WHAT IS NEEDED:
Every line of the records below that has the word "不限制等级" should be copied.

SUPPLIED MATERIAL:
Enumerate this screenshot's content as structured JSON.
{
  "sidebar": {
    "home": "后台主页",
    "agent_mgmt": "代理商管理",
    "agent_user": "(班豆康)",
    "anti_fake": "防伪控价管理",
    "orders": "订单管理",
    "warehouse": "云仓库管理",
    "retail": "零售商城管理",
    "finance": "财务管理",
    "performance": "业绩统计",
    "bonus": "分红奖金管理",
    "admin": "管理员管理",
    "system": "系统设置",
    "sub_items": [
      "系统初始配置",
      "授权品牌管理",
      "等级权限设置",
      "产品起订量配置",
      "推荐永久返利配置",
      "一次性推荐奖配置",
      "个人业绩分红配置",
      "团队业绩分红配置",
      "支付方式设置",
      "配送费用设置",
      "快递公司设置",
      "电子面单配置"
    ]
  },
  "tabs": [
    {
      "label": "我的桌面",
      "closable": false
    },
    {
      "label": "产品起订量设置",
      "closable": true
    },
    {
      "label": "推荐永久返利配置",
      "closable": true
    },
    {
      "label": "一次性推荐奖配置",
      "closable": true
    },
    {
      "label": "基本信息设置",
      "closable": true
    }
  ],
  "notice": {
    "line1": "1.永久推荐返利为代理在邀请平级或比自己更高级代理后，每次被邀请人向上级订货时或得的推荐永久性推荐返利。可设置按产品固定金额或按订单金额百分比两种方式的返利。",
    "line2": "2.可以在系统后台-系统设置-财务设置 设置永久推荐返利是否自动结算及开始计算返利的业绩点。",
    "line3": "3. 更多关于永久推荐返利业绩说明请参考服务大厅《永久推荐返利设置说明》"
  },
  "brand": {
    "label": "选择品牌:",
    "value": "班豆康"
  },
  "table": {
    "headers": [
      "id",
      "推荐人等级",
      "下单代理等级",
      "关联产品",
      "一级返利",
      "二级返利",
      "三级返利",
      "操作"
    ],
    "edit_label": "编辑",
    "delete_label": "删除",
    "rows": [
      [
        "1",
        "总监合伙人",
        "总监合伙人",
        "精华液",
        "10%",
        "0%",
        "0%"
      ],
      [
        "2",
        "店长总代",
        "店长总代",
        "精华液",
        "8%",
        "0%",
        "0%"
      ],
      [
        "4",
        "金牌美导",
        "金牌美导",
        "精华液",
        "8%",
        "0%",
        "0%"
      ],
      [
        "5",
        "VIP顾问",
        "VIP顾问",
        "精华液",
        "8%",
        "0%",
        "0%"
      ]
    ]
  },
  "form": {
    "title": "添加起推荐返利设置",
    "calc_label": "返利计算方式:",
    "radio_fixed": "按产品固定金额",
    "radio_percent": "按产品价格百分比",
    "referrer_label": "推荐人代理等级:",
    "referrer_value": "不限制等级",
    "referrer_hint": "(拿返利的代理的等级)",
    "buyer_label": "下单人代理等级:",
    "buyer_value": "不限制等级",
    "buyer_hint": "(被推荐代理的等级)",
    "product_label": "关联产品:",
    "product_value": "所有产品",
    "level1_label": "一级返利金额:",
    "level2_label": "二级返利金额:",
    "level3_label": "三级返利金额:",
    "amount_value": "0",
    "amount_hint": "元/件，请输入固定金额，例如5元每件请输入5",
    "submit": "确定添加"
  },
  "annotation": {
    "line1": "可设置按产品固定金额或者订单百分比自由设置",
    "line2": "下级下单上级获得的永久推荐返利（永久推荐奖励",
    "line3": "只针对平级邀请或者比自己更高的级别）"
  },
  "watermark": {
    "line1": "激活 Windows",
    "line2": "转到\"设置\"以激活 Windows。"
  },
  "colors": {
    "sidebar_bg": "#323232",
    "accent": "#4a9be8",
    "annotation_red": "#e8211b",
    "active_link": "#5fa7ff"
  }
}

OUTPUT OF THE TASK:
    "referrer_value": "不限制等级",
    "buyer_value": "不限制等级",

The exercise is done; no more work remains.